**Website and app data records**
╔══

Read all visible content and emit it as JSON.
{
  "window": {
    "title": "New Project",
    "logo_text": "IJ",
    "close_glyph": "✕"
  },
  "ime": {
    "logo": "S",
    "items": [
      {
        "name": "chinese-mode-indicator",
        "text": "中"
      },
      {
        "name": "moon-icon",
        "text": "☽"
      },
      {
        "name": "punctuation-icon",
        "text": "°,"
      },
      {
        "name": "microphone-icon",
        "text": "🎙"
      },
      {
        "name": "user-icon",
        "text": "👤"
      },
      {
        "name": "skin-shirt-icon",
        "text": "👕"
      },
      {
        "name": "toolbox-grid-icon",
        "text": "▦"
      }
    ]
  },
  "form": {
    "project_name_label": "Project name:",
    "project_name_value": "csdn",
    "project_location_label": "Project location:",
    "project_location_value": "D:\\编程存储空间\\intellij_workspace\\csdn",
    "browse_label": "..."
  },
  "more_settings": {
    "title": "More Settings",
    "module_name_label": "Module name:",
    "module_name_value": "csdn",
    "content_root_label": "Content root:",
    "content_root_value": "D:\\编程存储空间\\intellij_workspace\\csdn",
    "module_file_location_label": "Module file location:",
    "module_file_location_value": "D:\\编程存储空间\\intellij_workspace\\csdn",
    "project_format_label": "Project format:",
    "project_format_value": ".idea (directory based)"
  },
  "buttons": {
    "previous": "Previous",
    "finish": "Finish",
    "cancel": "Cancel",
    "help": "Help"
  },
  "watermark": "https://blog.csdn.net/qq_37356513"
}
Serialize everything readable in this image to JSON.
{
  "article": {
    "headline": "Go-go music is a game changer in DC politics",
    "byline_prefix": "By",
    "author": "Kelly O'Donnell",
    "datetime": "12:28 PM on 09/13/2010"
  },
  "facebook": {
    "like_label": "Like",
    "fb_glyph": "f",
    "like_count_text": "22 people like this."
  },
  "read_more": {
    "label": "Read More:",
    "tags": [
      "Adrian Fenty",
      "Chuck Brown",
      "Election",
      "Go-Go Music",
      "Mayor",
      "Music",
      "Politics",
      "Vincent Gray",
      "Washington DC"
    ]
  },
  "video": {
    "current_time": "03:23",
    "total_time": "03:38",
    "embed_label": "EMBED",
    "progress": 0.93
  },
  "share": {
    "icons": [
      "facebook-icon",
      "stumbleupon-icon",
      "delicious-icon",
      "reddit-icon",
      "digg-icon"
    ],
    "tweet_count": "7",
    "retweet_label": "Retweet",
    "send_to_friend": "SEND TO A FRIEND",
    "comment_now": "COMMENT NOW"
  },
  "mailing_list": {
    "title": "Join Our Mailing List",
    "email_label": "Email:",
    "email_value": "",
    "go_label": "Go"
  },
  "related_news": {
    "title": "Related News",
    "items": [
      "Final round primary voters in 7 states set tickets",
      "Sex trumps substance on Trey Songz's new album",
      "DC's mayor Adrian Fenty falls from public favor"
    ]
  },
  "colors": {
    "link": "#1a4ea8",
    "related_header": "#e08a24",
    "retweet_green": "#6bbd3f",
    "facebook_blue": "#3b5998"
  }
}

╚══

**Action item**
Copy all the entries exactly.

**Expected answer**
Read all visible content and emit it as JSON.
{
  "window": {
    "title": "New Project",
    "logo_text": "IJ",
    "close_glyph": "✕"
  },
  "ime": {
    "logo": "S",
    "items": [
      {
        "name": "chinese-mode-indicator",
        "text": "中"
      },
      {
        "name": "moon-icon",
        "text": "☽"
      },
      {
        "name": "punctuation-icon",
        "text": "°,"
      },
      {
        "name": "microphone-icon",
        "text": "🎙"
      },
      {
        "name": "user-icon",
        "text": "👤"
      },
      {
        "name": "skin-shirt-icon",
        "text": "👕"
      },
      {
        "name": "toolbox-grid-icon",
        "text": "▦"
      }
    ]
  },
  "form": {
    "project_name_label": "Project name:",
    "project_name_value": "csdn",
    "project_location_label": "Project location:",
    "project_location_value": "D:\\编程存储空间\\intellij_workspace\\csdn",
    "browse_label": "..."
  },
  "more_settings": {
    "title": "More Settings",
    "module_name_label": "Module name:",
    "module_name_value": "csdn",
    "content_root_label": "Content root:",
    "content_root_value": "D:\\编程存储空间\\intellij_workspace\\csdn",
    "module_file_location_label": "Module file location:",
    "module_file_location_value": "D:\\编程存储空间\\intellij_workspace\\csdn",
    "project_format_label": "Project format:",
    "project_format_value": ".idea (directory based)"
  },
  "buttons": {
    "previous": "Previous",
    "finish": "Finish",
    "cancel": "Cancel",
    "help": "Help"
  },
  "watermark": "https://blog.csdn.net/qq_37356513"
}
Serialize everything readable in this image to JSON.
{
  "article": {
    "headline": "Go-go music is a game changer in DC politics",
    "byline_prefix": "By",
    "author": "Kelly O'Donnell",
    "datetime": "12:28 PM on 09/13/2010"
  },
  "facebook": {
    "like_label": "Like",
    "fb_glyph": "f",
    "like_count_text": "22 people like this."
  },
  "read_more": {
    "label": "Read More:",
    "tags": [
      "Adrian Fenty",
      "Chuck Brown",
      "Election",
      "Go-Go Music",
      "Mayor",
      "Music",
      "Politics",
      "Vincent Gray",
      "Washington DC"
    ]
  },
  "video": {
    "current_time": "03:23",
    "total_time": "03:38",
    "embed_label": "EMBED",
    "progress": 0.93
  },
  "share": {
    "icons": [
      "facebook-icon",
      "stumbleupon-icon",
      "delicious-icon",
      "reddit-icon",
      "digg-icon"
    ],
    "tweet_count": "7",
    "retweet_label": "Retweet",
    "send_to_friend": "SEND TO A FRIEND",
    "comment_now": "COMMENT NOW"
  },
  "mailing_list": {
    "title": "Join Our Mailing List",
    "email_label": "Email:",
    "email_value": "",
    "go_label": "Go"
  },
  "related_news": {
    "title": "Related News",
    "items": [
      "Final round primary voters in 7 states set tickets",
      "Sex trumps substance on Trey Songz's new album",
      "DC's mayor Adrian Fenty falls from public favor"
    ]
  },
  "colors": {
    "link": "#1a4ea8",
    "related_header": "#e08a24",
    "retweet_green": "#6bbd3f",
    "facebook_blue": "#3b5998"
  }
}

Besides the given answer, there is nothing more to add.